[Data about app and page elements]
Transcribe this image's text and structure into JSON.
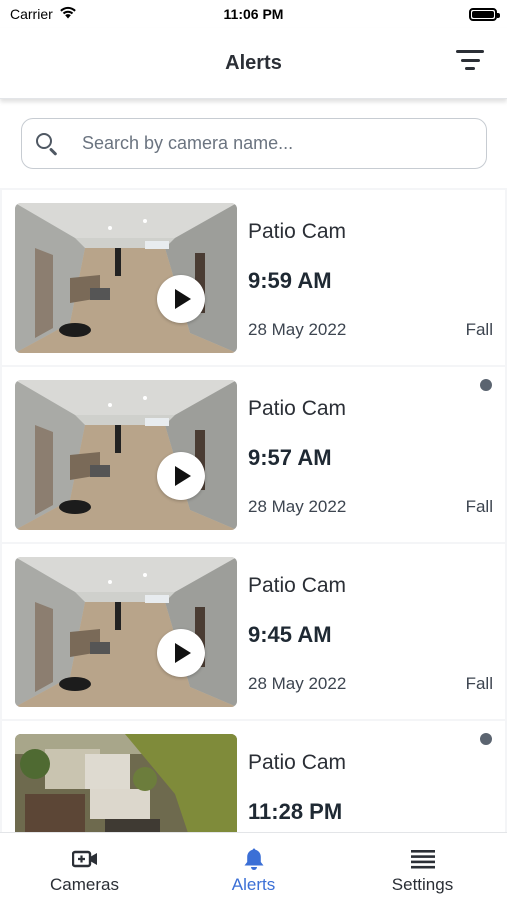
{
  "status_bar": {
    "carrier": "Carrier",
    "time": "11:06 PM",
    "battery_level": 1.0
  },
  "header": {
    "title": "Alerts",
    "filter_icon": "filter-icon"
  },
  "search": {
    "placeholder": "Search by camera name..."
  },
  "alerts": [
    {
      "camera": "Patio Cam",
      "time": "9:59 AM",
      "date": "28 May 2022",
      "type": "Fall",
      "unread": false,
      "scene": "hallway"
    },
    {
      "camera": "Patio Cam",
      "time": "9:57 AM",
      "date": "28 May 2022",
      "type": "Fall",
      "unread": true,
      "scene": "hallway"
    },
    {
      "camera": "Patio Cam",
      "time": "9:45 AM",
      "date": "28 May 2022",
      "type": "Fall",
      "unread": false,
      "scene": "hallway"
    },
    {
      "camera": "Patio Cam",
      "time": "11:28 PM",
      "date": "",
      "type": "",
      "unread": true,
      "scene": "patio"
    }
  ],
  "tabs": [
    {
      "label": "Cameras",
      "icon": "video-camera-icon",
      "active": false
    },
    {
      "label": "Alerts",
      "icon": "bell-icon",
      "active": true
    },
    {
      "label": "Settings",
      "icon": "menu-icon",
      "active": false
    }
  ],
  "colors": {
    "accent": "#3b6fd6",
    "text": "#2b2f36",
    "unread_dot": "#5b6470"
  }
}
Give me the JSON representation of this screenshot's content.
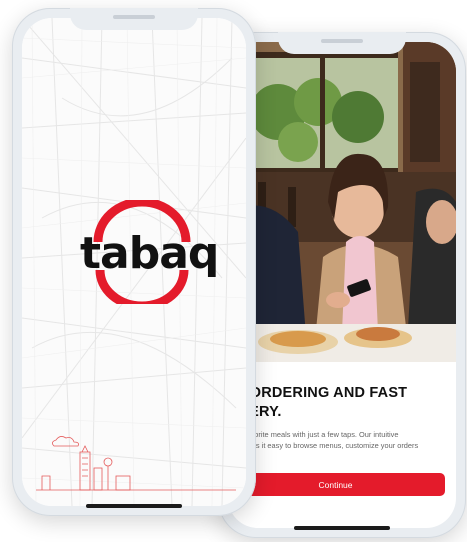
{
  "splash": {
    "logo_text": "tabaq"
  },
  "onboarding": {
    "headline_line1": "SY ORDERING AND FAST",
    "headline_line2": "LIVERY.",
    "body_line1": "your favorite meals with just a few taps. Our intuitive",
    "body_line2": "ce makes it easy to browse menus, customize your orders",
    "continue_label": "Continue"
  },
  "colors": {
    "brand_red": "#e41b2b",
    "frame": "#e9edf1"
  }
}
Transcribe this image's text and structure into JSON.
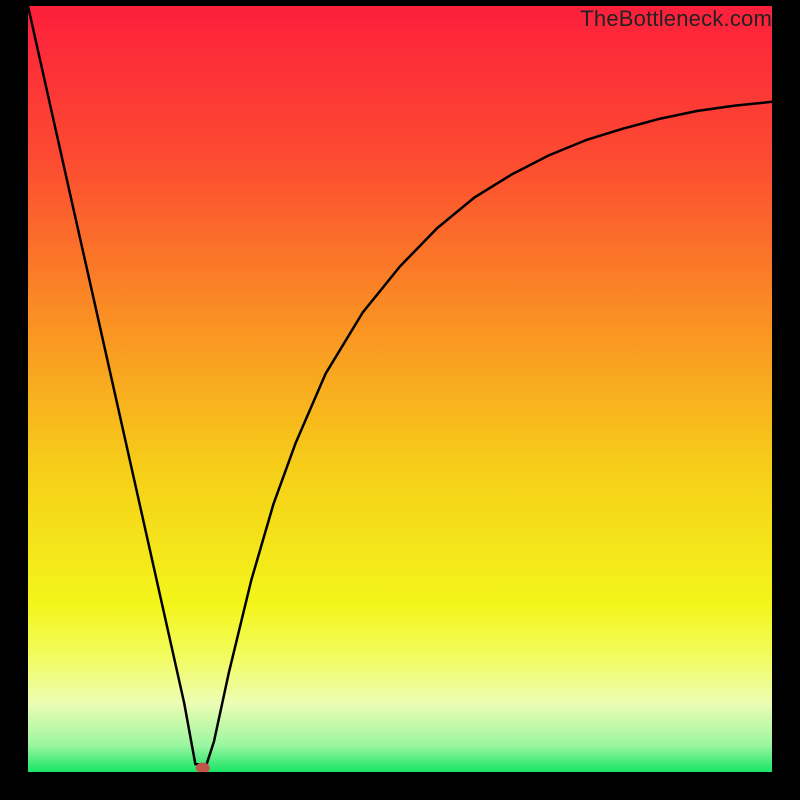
{
  "watermark": {
    "text": "TheBottleneck.com"
  },
  "chart_data": {
    "type": "line",
    "title": "",
    "xlabel": "",
    "ylabel": "",
    "xlim": [
      0,
      100
    ],
    "ylim": [
      0,
      100
    ],
    "grid": false,
    "legend": false,
    "series": [
      {
        "name": "bottleneck-curve",
        "x": [
          0,
          3,
          6,
          9,
          12,
          15,
          18,
          21,
          22.5,
          24,
          25,
          27,
          30,
          33,
          36,
          40,
          45,
          50,
          55,
          60,
          65,
          70,
          75,
          80,
          85,
          90,
          95,
          100
        ],
        "values": [
          100,
          87,
          74,
          61,
          48,
          35,
          22,
          9,
          1,
          1,
          4,
          13,
          25,
          35,
          43,
          52,
          60,
          66,
          71,
          75,
          78,
          80.5,
          82.5,
          84,
          85.3,
          86.3,
          87,
          87.5
        ]
      }
    ],
    "marker": {
      "name": "current-point",
      "x": 23.5,
      "y": 0,
      "color": "#c0564b"
    },
    "background_gradient": {
      "stops": [
        {
          "offset": 0.0,
          "color": "#fd1f3c"
        },
        {
          "offset": 0.2,
          "color": "#fc4b31"
        },
        {
          "offset": 0.4,
          "color": "#fa8d24"
        },
        {
          "offset": 0.6,
          "color": "#f6cd19"
        },
        {
          "offset": 0.78,
          "color": "#f3f51a"
        },
        {
          "offset": 0.85,
          "color": "#f2fc60"
        },
        {
          "offset": 0.91,
          "color": "#edfdb4"
        },
        {
          "offset": 0.965,
          "color": "#9bf6a0"
        },
        {
          "offset": 1.0,
          "color": "#18e465"
        }
      ]
    }
  }
}
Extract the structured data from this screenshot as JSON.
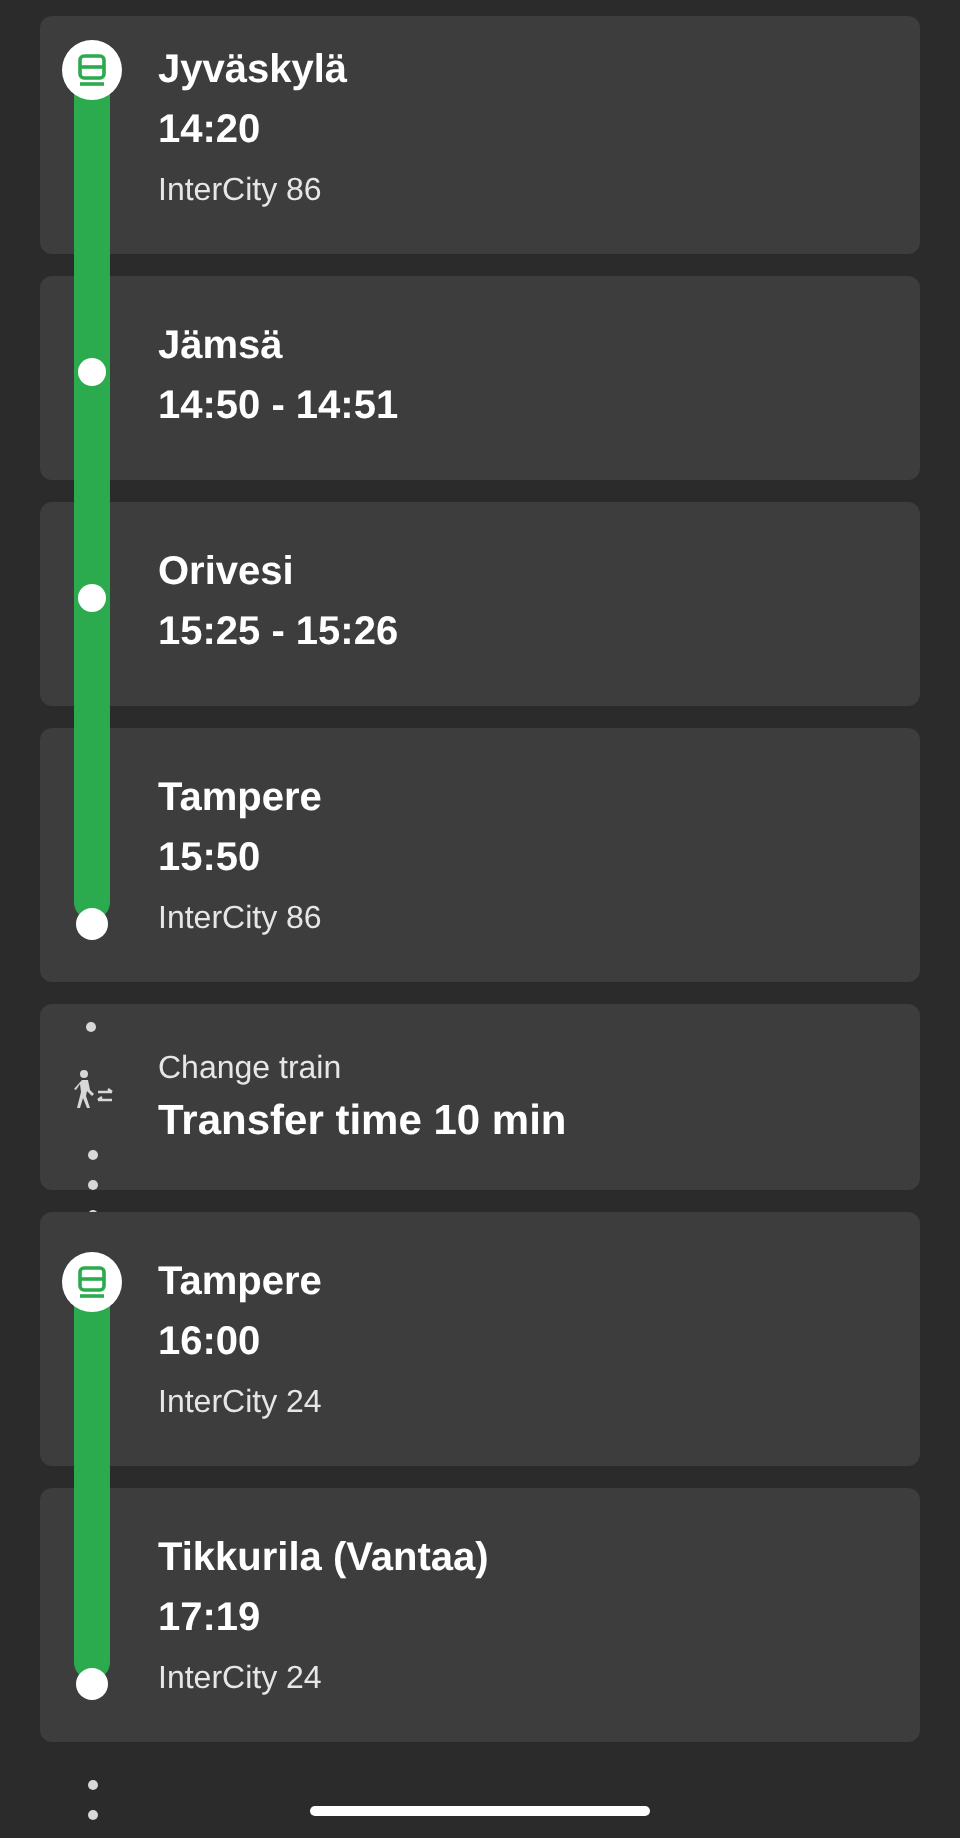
{
  "stops": [
    {
      "kind": "departure",
      "name": "Jyväskylä",
      "time": "14:20",
      "train": "InterCity 86"
    },
    {
      "kind": "intermediate",
      "name": "Jämsä",
      "time": "14:50 - 14:51"
    },
    {
      "kind": "intermediate",
      "name": "Orivesi",
      "time": "15:25 - 15:26"
    },
    {
      "kind": "arrival",
      "name": "Tampere",
      "time": "15:50",
      "train": "InterCity 86"
    },
    {
      "kind": "transfer",
      "label": "Change train",
      "detail": "Transfer time 10 min"
    },
    {
      "kind": "departure",
      "name": "Tampere",
      "time": "16:00",
      "train": "InterCity 24"
    },
    {
      "kind": "arrival",
      "name": "Tikkurila (Vantaa)",
      "time": "17:19",
      "train": "InterCity 24"
    }
  ]
}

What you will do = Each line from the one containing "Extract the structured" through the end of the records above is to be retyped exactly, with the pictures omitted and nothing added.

Solution to this exercise =
Extract the structured data from this screenshot as JSON.
{
  "stops": [
    {
      "kind": "departure",
      "name": "Jyväskylä",
      "time": "14:20",
      "train": "InterCity 86"
    },
    {
      "kind": "intermediate",
      "name": "Jämsä",
      "time": "14:50 - 14:51"
    },
    {
      "kind": "intermediate",
      "name": "Orivesi",
      "time": "15:25 - 15:26"
    },
    {
      "kind": "arrival",
      "name": "Tampere",
      "time": "15:50",
      "train": "InterCity 86"
    },
    {
      "kind": "transfer",
      "label": "Change train",
      "detail": "Transfer time 10 min"
    },
    {
      "kind": "departure",
      "name": "Tampere",
      "time": "16:00",
      "train": "InterCity 24"
    },
    {
      "kind": "arrival",
      "name": "Tikkurila (Vantaa)",
      "time": "17:19",
      "train": "InterCity 24"
    }
  ]
}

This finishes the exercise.